§ **DIRECTIONS**
Each entry below must be repeated exactly, with pictures left out.

§ **RECORDS FOR PROCESSING**
########

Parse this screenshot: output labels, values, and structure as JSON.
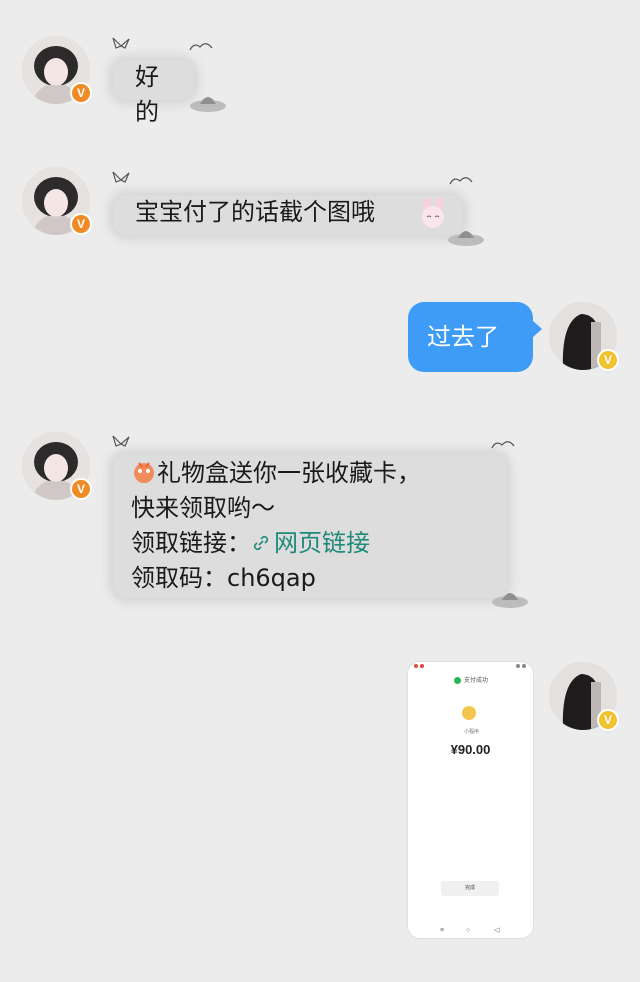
{
  "messages": [
    {
      "side": "left",
      "text": "好的"
    },
    {
      "side": "left",
      "text": "宝宝付了的话截个图哦"
    },
    {
      "side": "right",
      "text": "过去了"
    },
    {
      "side": "left",
      "lines": [
        "礼物盒送你一张收藏卡，",
        "快来领取哟～",
        "领取链接：",
        "领取码：ch6qap"
      ],
      "link_label": "网页链接"
    },
    {
      "side": "right",
      "type": "image"
    }
  ],
  "badges": {
    "verified": "V"
  },
  "screenshot": {
    "header": "支付成功",
    "subtitle": "小程序",
    "amount": "¥90.00",
    "button": "完成",
    "nav": [
      "≡",
      "○",
      "◁"
    ]
  },
  "colors": {
    "background": "#ececec",
    "right_bubble": "#3f9cf6",
    "link": "#1f8a7a",
    "badge_orange": "#f08a24",
    "badge_yellow": "#f2c12e"
  }
}
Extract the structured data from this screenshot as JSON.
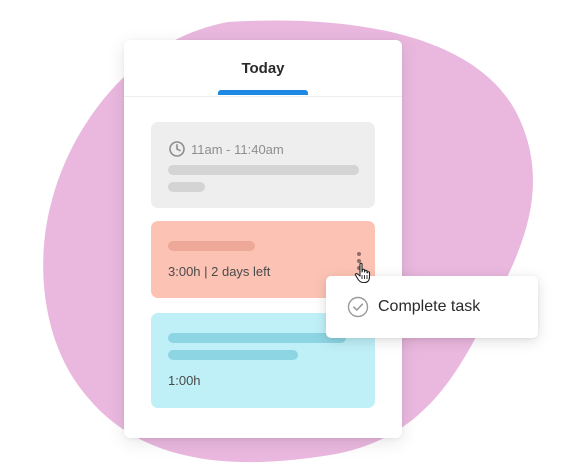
{
  "colors": {
    "blob": "#eab8df",
    "tab_accent": "#1e88e5",
    "task_gray": "#eeeeee",
    "task_orange": "#fcc3b4",
    "task_blue": "#bff0f8"
  },
  "tabs": {
    "today_label": "Today"
  },
  "tasks": [
    {
      "time_icon": "clock-icon",
      "time_range": "11am - 11:40am"
    },
    {
      "meta": "3:00h | 2 days left",
      "menu_icon": "more-vertical-icon"
    },
    {
      "meta": "1:00h"
    }
  ],
  "context_menu": {
    "items": [
      {
        "icon": "check-circle-icon",
        "label": "Complete task"
      }
    ]
  },
  "cursor": "hand-pointer-icon"
}
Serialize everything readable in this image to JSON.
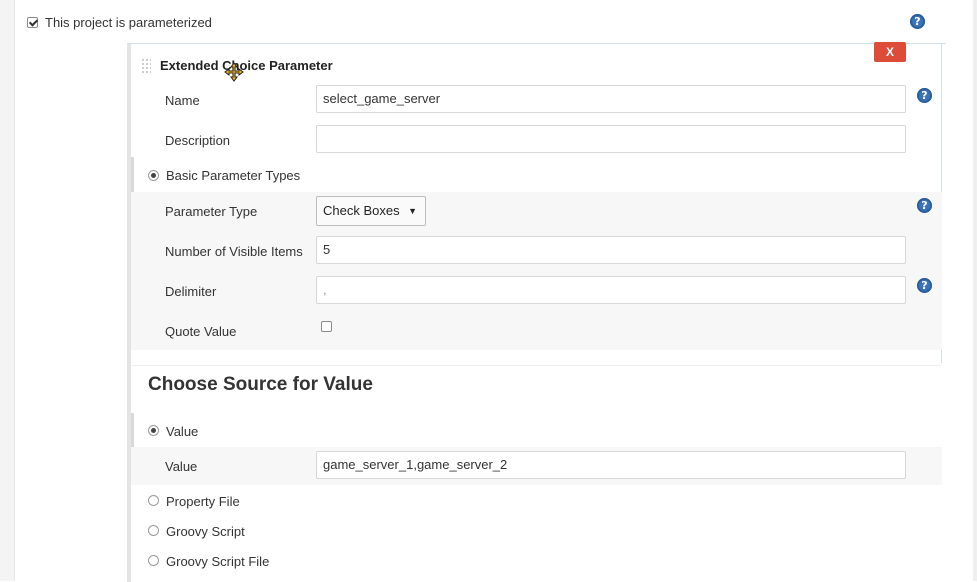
{
  "parameterized": {
    "label": "This project is parameterized",
    "checked": true
  },
  "panel": {
    "title": "Extended Choice Parameter",
    "delete_label": "X",
    "help_glyph": "?"
  },
  "fields": {
    "name": {
      "label": "Name",
      "value": "select_game_server"
    },
    "description": {
      "label": "Description",
      "value": ""
    }
  },
  "basic": {
    "radio_label": "Basic Parameter Types",
    "parameter_type": {
      "label": "Parameter Type",
      "selected": "Check Boxes"
    },
    "visible_items": {
      "label": "Number of Visible Items",
      "value": "5"
    },
    "delimiter": {
      "label": "Delimiter",
      "value": ","
    },
    "quote_value": {
      "label": "Quote Value",
      "checked": false
    }
  },
  "source": {
    "heading": "Choose Source for Value",
    "value_radio": "Value",
    "value_field": {
      "label": "Value",
      "value": "game_server_1,game_server_2"
    },
    "property_file": "Property File",
    "groovy_script": "Groovy Script",
    "groovy_script_file": "Groovy Script File"
  },
  "colors": {
    "help": "#3b73b9",
    "delete": "#dd4b39"
  }
}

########

§ **TASK RESULT**
Parse this screenshot: output labels, values, and structure as JSON.
{
  "messages": [
    {
      "side": "left",
      "text": "好的"
    },
    {
      "side": "left",
      "text": "宝宝付了的话截个图哦"
    },
    {
      "side": "right",
      "text": "过去了"
    },
    {
      "side": "left",
      "lines": [
        "礼物盒送你一张收藏卡，",
        "快来领取哟～",
        "领取链接：",
        "领取码：ch6qap"
      ],
      "link_label": "网页链接"
    },
    {
      "side": "right",
      "type": "image"
    }
  ],
  "badges": {
    "verified": "V"
  },
  "screenshot": {
    "header": "支付成功",
    "subtitle": "小程序",
    "amount": "¥90.00",
    "button": "完成",
    "nav": [
      "≡",
      "○",
      "◁"
    ]
  },
  "colors": {
    "background": "#ececec",
    "right_bubble": "#3f9cf6",
    "link": "#1f8a7a",
    "badge_orange": "#f08a24",
    "badge_yellow": "#f2c12e"
  }
}
Extract the structured data from this screenshot as JSON.
{
  "colors": {
    "blob": "#eab8df",
    "tab_accent": "#1e88e5",
    "task_gray": "#eeeeee",
    "task_orange": "#fcc3b4",
    "task_blue": "#bff0f8"
  },
  "tabs": {
    "today_label": "Today"
  },
  "tasks": [
    {
      "time_icon": "clock-icon",
      "time_range": "11am - 11:40am"
    },
    {
      "meta": "3:00h | 2 days left",
      "menu_icon": "more-vertical-icon"
    },
    {
      "meta": "1:00h"
    }
  ],
  "context_menu": {
    "items": [
      {
        "icon": "check-circle-icon",
        "label": "Complete task"
      }
    ]
  },
  "cursor": "hand-pointer-icon"
}
Serialize everything readable in this image to JSON.
{
  "parameterized": {
    "label": "This project is parameterized",
    "checked": true
  },
  "panel": {
    "title": "Extended Choice Parameter",
    "delete_label": "X",
    "help_glyph": "?"
  },
  "fields": {
    "name": {
      "label": "Name",
      "value": "select_game_server"
    },
    "description": {
      "label": "Description",
      "value": ""
    }
  },
  "basic": {
    "radio_label": "Basic Parameter Types",
    "parameter_type": {
      "label": "Parameter Type",
      "selected": "Check Boxes"
    },
    "visible_items": {
      "label": "Number of Visible Items",
      "value": "5"
    },
    "delimiter": {
      "label": "Delimiter",
      "value": ","
    },
    "quote_value": {
      "label": "Quote Value",
      "checked": false
    }
  },
  "source": {
    "heading": "Choose Source for Value",
    "value_radio": "Value",
    "value_field": {
      "label": "Value",
      "value": "game_server_1,game_server_2"
    },
    "property_file": "Property File",
    "groovy_script": "Groovy Script",
    "groovy_script_file": "Groovy Script File"
  },
  "colors": {
    "help": "#3b73b9",
    "delete": "#dd4b39"
  }
}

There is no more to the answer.